In general, social networks are self-organizing, emergent, and complex, such that a globally coherent pattern appears from the local interaction of the elements that make up the system.[34] These patterns become more apparent as network size increases. However, a global network analysis of, for example, all interpersonal relationships in the world is not feasible and is likely to contain so much information as to be uninformative. Practical limitations of computing power, ethics and participant recruitment and payment also limit the scope of a social network analysis.[35][36] The nuances of a local system may be lost in a large network analysis, hence the quality of information may be more important than its scale for understanding network properties. Thus, social networks are analyzed at the scale relevant to the researcher's theoretical question. Although levels of analysis are not necessarily mutually exclusive, there are three general levels into which networks may fall: micro-level, meso-level, and macro-level. Self-organization is a process where some form of global order or coordination arises out of the local interactions between the components of an initially disordered system. This process is spontaneous: it is not directed or controlled by any agent or subsystem inside or outside of the system; however, the laws followed by the process and its initial conditions may have been chosen or caused by an agent. It is often triggered by random fluctuations that are amplified by positive

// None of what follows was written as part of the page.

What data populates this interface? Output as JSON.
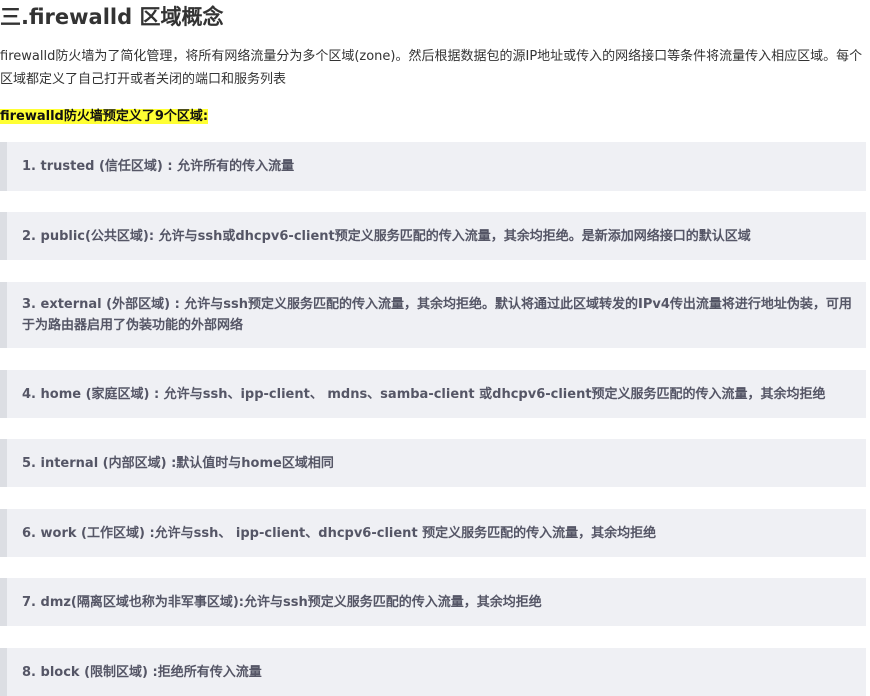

eedback. The resulting organization is wholly decentralized or distributed over all the components of the system. As such it is typically very robust and able to survive and self-repair substantial damage or perturbations. Self-organization occurs in a variety of physical, chemical, biological, social and cognitive systems. Common examples are crystallization, the emergence of convection patterns in a liquid heated from below, chemical oscillators, the invisible hand of the market, swarming in groups of animals, and the way neural networks learn to recognize complex patterns. An interpersonal relationship is an association between two or more people that may range in duration from brief to enduring. This association may be based on inference, love, solidarity, regular business interactions, or some other type of social commitment. Interpersonal relationships are formed in the context of social, cultural and other influences. The context can vary from family or kinship relations, friendship, marriage, relations with associates, work, clubs, neighborhoods, and places of worship. They may be regulated by law, custom, or mutual agreement, and are the basis of social groups and society as a whole. From a philosophical point of view a personal relationship is a choice. The choice can be made if three conditions are met: you know who he/she is, what he/she expects from you, and what you can expect from him/her. If you were misinformed then you did not choose for it, and hence it is not a relationship.